A new study appearing in JAMA - The Journal of the American Medical Association confirms the importance of checking the hearing of all young people.
Josef Shargorodsky, MD, MPH and his colleagues at Brigham and Women's Hospital, Boston compared two sets of data on hearing loss from different periods of the National Health and Nutrition Examination Survey, from the periods 1988-1994 and 2005-2006. Although much of the hearing loss they identified was mild, the level of increase was significant. In the earlier study some 14.9% of the target age group had some hearing loss. In the later study, this increased to 19.5%. Another finding of concern was that hearing loss was greater in young people whose families lived below the poverty level. The authors concluded "The prevalence of hearing loss among a sample of U.S. adolescents aged 12 to 19 years was greater in 2005-2006 compared with 1988-1994. Further studies are needed to determine reasons for this increase and to identify potential modifiable risk factors to prevent the development of hearing loss."
Screening for vision and hearing problems has always been a part of our comprehensive educational assessments here at the Yellin Center. Students need to be able to see and hear clearly to fully participate in the learning experience in their classrooms. When our screening suggests there may be a problem in either of these areas we suggest that the student be seen by an appropriate professional who can determine whether there is, indeed, a problem and offer appropriate remediation if necessary.
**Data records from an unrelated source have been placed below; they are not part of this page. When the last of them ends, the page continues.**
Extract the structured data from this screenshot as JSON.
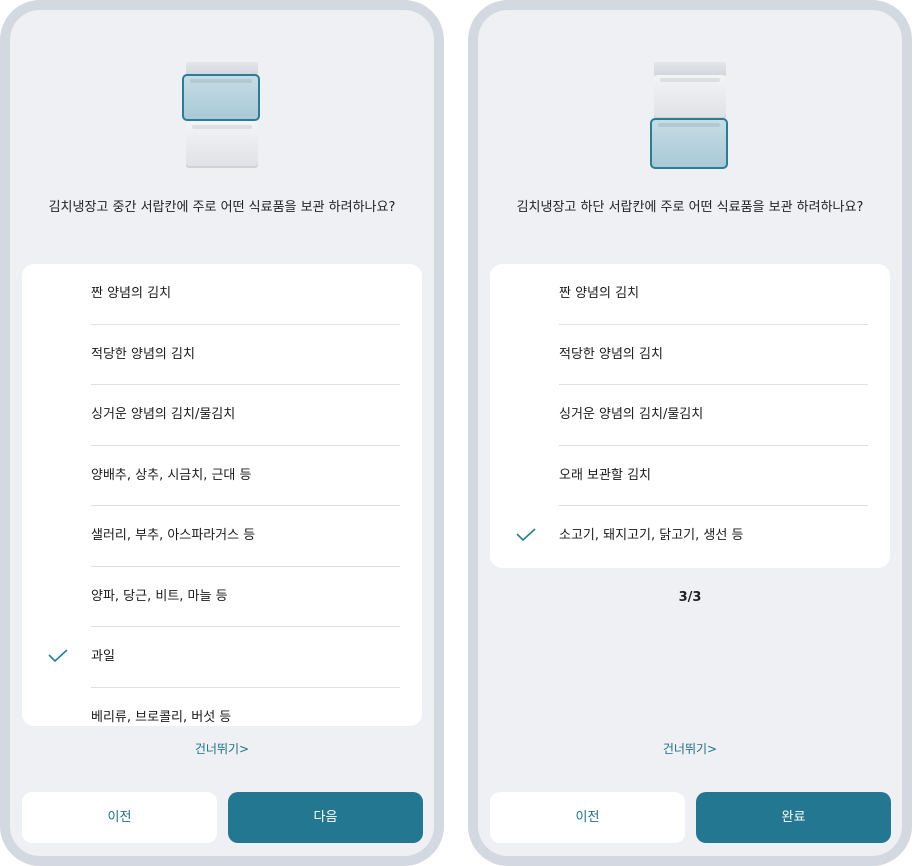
{
  "screens": [
    {
      "question": "김치냉장고 중간 서랍칸에 주로 어떤 식료품을 보관 하려하나요?",
      "options": [
        {
          "label": "짠 양념의 김치",
          "checked": false
        },
        {
          "label": "적당한 양념의 김치",
          "checked": false
        },
        {
          "label": "싱거운 양념의 김치/물김치",
          "checked": false
        },
        {
          "label": "양배추, 상추, 시금치, 근대 등",
          "checked": false
        },
        {
          "label": "샐러리, 부추, 아스파라거스 등",
          "checked": false
        },
        {
          "label": "양파, 당근, 비트, 마늘 등",
          "checked": false
        },
        {
          "label": "과일",
          "checked": true
        },
        {
          "label": "베리류, 브로콜리, 버섯 등",
          "checked": false
        }
      ],
      "skip_label": "건너뛰기>",
      "prev_label": "이전",
      "next_label": "다음"
    },
    {
      "question": "김치냉장고 하단 서랍칸에 주로 어떤 식료품을 보관 하려하나요?",
      "options": [
        {
          "label": "짠 양념의 김치",
          "checked": false
        },
        {
          "label": "적당한 양념의 김치",
          "checked": false
        },
        {
          "label": "싱거운 양념의 김치/물김치",
          "checked": false
        },
        {
          "label": "오래 보관할 김치",
          "checked": false
        },
        {
          "label": "소고기, 돼지고기, 닭고기, 생선 등",
          "checked": true
        }
      ],
      "page_indicator": "3/3",
      "skip_label": "건너뛰기>",
      "prev_label": "이전",
      "next_label": "완료"
    }
  ],
  "colors": {
    "accent": "#237790",
    "accent_text": "#1f6f84",
    "background": "#eef0f4",
    "card": "#ffffff",
    "selected_drawer_border": "#2b7d91"
  },
  "icons": {
    "check": "check-icon",
    "fridge": "kimchi-fridge-icon"
  }
}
So what can parents do? There is a good discussion of how to prevent hearing loss in children Noise-Induced Hearing Loss in Children: What Educators Need to Know on the commercial site www.speechandlanguage.com. You may find the link in the article to http://www.noisyplanet.nidcd.nih.gov/ particularly helpful.